Introduction to Therapeutic Storytelling
Introducing Therapeutic Storytelling
"We never had so much need of storytelling and its healing powers."
Hello and welcome to Therapeautic Storytelling at All Things Healing. Each month we will feature a variety of articles, essays, reflections, stories, videos and links to healing stories as well as offer a forum on therapeutic storytelling for you to contribute to an ongoing dialogue and discussion related to story and storytelling healing.
What is a 'healing story'?
According to an old Scottish Traveller proverb, a story “is told eye to eye, mind to mind, and heart to heart.” It is this intimacy that distinguishes live storytelling from other forms of communication and entertainment. Storytelling creates a bridge between teller and listener across which authentic communication can take place. And it is within this intimacy that the 'healing' or 'therapeutic' aspects of story lies. As author and storyteller Diane Rooks explains in her article: “Healing stories can change the way we see our lives and the world. Using metaphor and imagery, stories offer healing and growth to everyone--those who tell them and those who listen. They connect us to each other and help us find meaning as we imagine new possibilities and find hope.” Since time immemorial, stories have helped us discover the meaning in our experiences, offered possible explanations for what we struggle to understand. Stories invite our imaginations and hearts to stretch over the void to reach out to one another and to realise, as I and others explore here on the site, what it is to be human.

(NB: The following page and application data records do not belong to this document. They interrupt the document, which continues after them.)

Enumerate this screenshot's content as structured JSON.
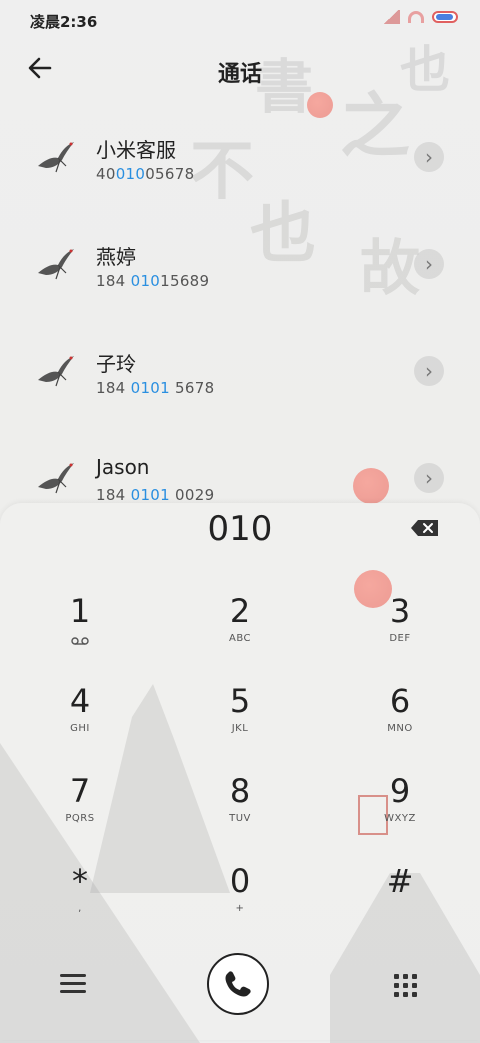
{
  "status": {
    "time": "凌晨2:36"
  },
  "header": {
    "title": "通话"
  },
  "contacts": [
    {
      "name": "小米客服",
      "num_pre": "40",
      "num_hl": "010",
      "num_post": "05678"
    },
    {
      "name": "燕婷",
      "num_pre": "184 ",
      "num_hl": "010",
      "num_post": "15689"
    },
    {
      "name": "子玲",
      "num_pre": "184 ",
      "num_hl": "0101",
      "num_post": " 5678"
    },
    {
      "name": "Jason",
      "num_pre": "184 ",
      "num_hl": "0101",
      "num_post": " 0029"
    }
  ],
  "dialer": {
    "input": "010",
    "keys": [
      {
        "digit": "1",
        "letters": ""
      },
      {
        "digit": "2",
        "letters": "ABC"
      },
      {
        "digit": "3",
        "letters": "DEF"
      },
      {
        "digit": "4",
        "letters": "GHI"
      },
      {
        "digit": "5",
        "letters": "JKL"
      },
      {
        "digit": "6",
        "letters": "MNO"
      },
      {
        "digit": "7",
        "letters": "PQRS"
      },
      {
        "digit": "8",
        "letters": "TUV"
      },
      {
        "digit": "9",
        "letters": "WXYZ"
      },
      {
        "digit": "*",
        "letters": ","
      },
      {
        "digit": "0",
        "letters": "+"
      },
      {
        "digit": "#",
        "letters": ""
      }
    ]
  },
  "colors": {
    "highlight": "#2a8fe0",
    "accent_sun": "#eb786e"
  }
}
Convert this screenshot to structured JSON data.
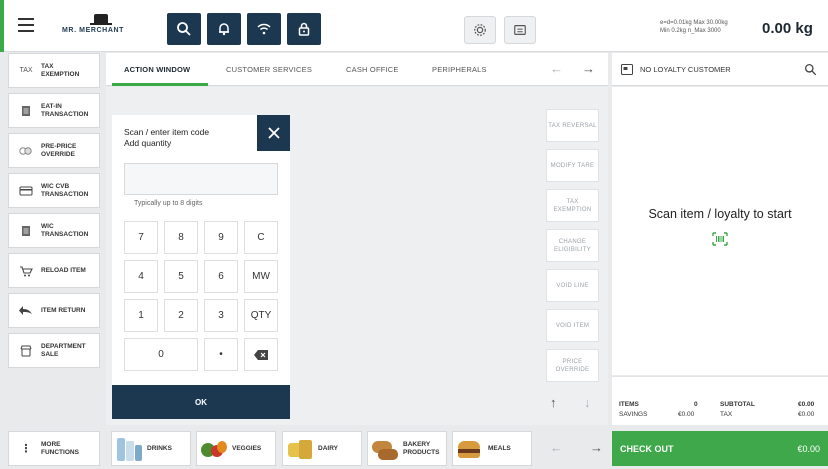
{
  "header": {
    "brand": "MR. MERCHANT",
    "scale_info_line1": "e=d=0.01kg Max 30.00kg",
    "scale_info_line2": "Min 0.2kg n_Max 3000",
    "weight": "0.00 kg"
  },
  "sidebar": {
    "items": [
      {
        "icon_text": "TAX",
        "label": "TAX EXEMPTION"
      },
      {
        "label": "EAT-IN TRANSACTION"
      },
      {
        "label": "PRE-PRICE OVERRIDE"
      },
      {
        "label": "WIC CVB TRANSACTION"
      },
      {
        "label": "WIC TRANSACTION"
      },
      {
        "label": "RELOAD ITEM"
      },
      {
        "label": "ITEM RETURN"
      },
      {
        "label": "DEPARTMENT SALE"
      }
    ],
    "more_label": "MORE FUNCTIONS"
  },
  "tabs": [
    "ACTION WINDOW",
    "CUSTOMER SERVICES",
    "CASH OFFICE",
    "PERIPHERALS"
  ],
  "keypad": {
    "title_line1": "Scan / enter item code",
    "title_line2": "Add quantity",
    "input_value": "",
    "hint": "Typically up to 8 digits",
    "keys": [
      "7",
      "8",
      "9",
      "C",
      "4",
      "5",
      "6",
      "MW",
      "1",
      "2",
      "3",
      "QTY",
      "0",
      "•"
    ],
    "ok_label": "OK"
  },
  "actions": [
    "TAX REVERSAL",
    "MODIFY TARE",
    "TAX EXEMPTION",
    "CHANGE ELIGIBILITY",
    "VOID LINE",
    "VOID ITEM",
    "PRICE OVERRIDE"
  ],
  "loyalty": {
    "status": "NO LOYALTY CUSTOMER",
    "scan_message": "Scan item / loyalty to start"
  },
  "summary": {
    "items_label": "ITEMS",
    "items_value": "0",
    "subtotal_label": "SUBTOTAL",
    "subtotal_value": "€0.00",
    "savings_label": "SAVINGS",
    "savings_value": "€0.00",
    "tax_label": "TAX",
    "tax_value": "€0.00"
  },
  "categories": [
    {
      "label": "DRINKS"
    },
    {
      "label": "VEGGIES"
    },
    {
      "label": "DAIRY"
    },
    {
      "label": "BAKERY PRODUCTS"
    },
    {
      "label": "MEALS"
    }
  ],
  "checkout": {
    "label": "CHECK OUT",
    "amount": "€0.00"
  },
  "colors": {
    "accent": "#3aa946",
    "navy": "#1c3850",
    "checkout": "#3ea84a"
  }
}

Information, ideas and inspiration
Within these therapeutic storytelling articles and videos we hope you will find useful information, ideas and inspiration. Follow further Diane Rook's exploration of the psychology of the healing story and the power of healing through storytelling in making sense of life and death. Discover how storyteller and humanitarian worker Gillian Huebner finds the blessing of story in the midst of violence and chaos. Consider Bobby Seigetsu Avstreih's case for finding the 'healing' of a story not in its content but in the quality of the 'telling'; and enjoy the more personal reflections on healing and story in the works of storytellers and writers such as Diane Calleson, Mary Summerlin and Mark Hyde. Finally, we aim to offer recommended stories (such as Aanand Chabukswar's retelling of a traditional Marathi tale from India) to our readers from storytellers who have found their telling therapeutic or healing in some way. In addition, a selection of healing storytelling videos featuring storytellers and stories will complement or challenge the ideas shared here on these pages.
I hope you enjoy the storytelling healing material presented here and find the contributions useful and entertaining. I also hope you'll contribute your own ideas and experiences of healing through storytelling so that we can create a community resource for all storytellers, therapists, healers and anyone interested in the healing aspects of story and storytelling. In the future we hope to offer contributions from such storytellers as Laura Simms, Noa Baum and Nancy Mellon. Please send your own articles, essays, reflections, stories (as attachments), videos (YouTube, etc. links) to me at email@example.com. Remember to include a short bio of yourself and, if possible, a small portrait photo. We want our readers to get to know you and your work and to share best practice with one another. Feel free too to take part in our 'Healing Stories' online forum where you can discuss and debate further on healing storytelling. And, if you have any ideas on how we might better serve you, please contact me.
I wish you all the best for 2009 and look forward to hearing from you soon.
Michael Williams, Editor of Therapeautic Storytelling
About the Author
Michael Williams is the ATH Editor of Healing Stories. He's a storyteller, education consultant and peace educator based in Edinburgh, Scotland. Michael is a member of the Scottish Storytelling Centre and the Dirty Rascals Storytellers, a group whose primary interest is in therapeutic storytelling.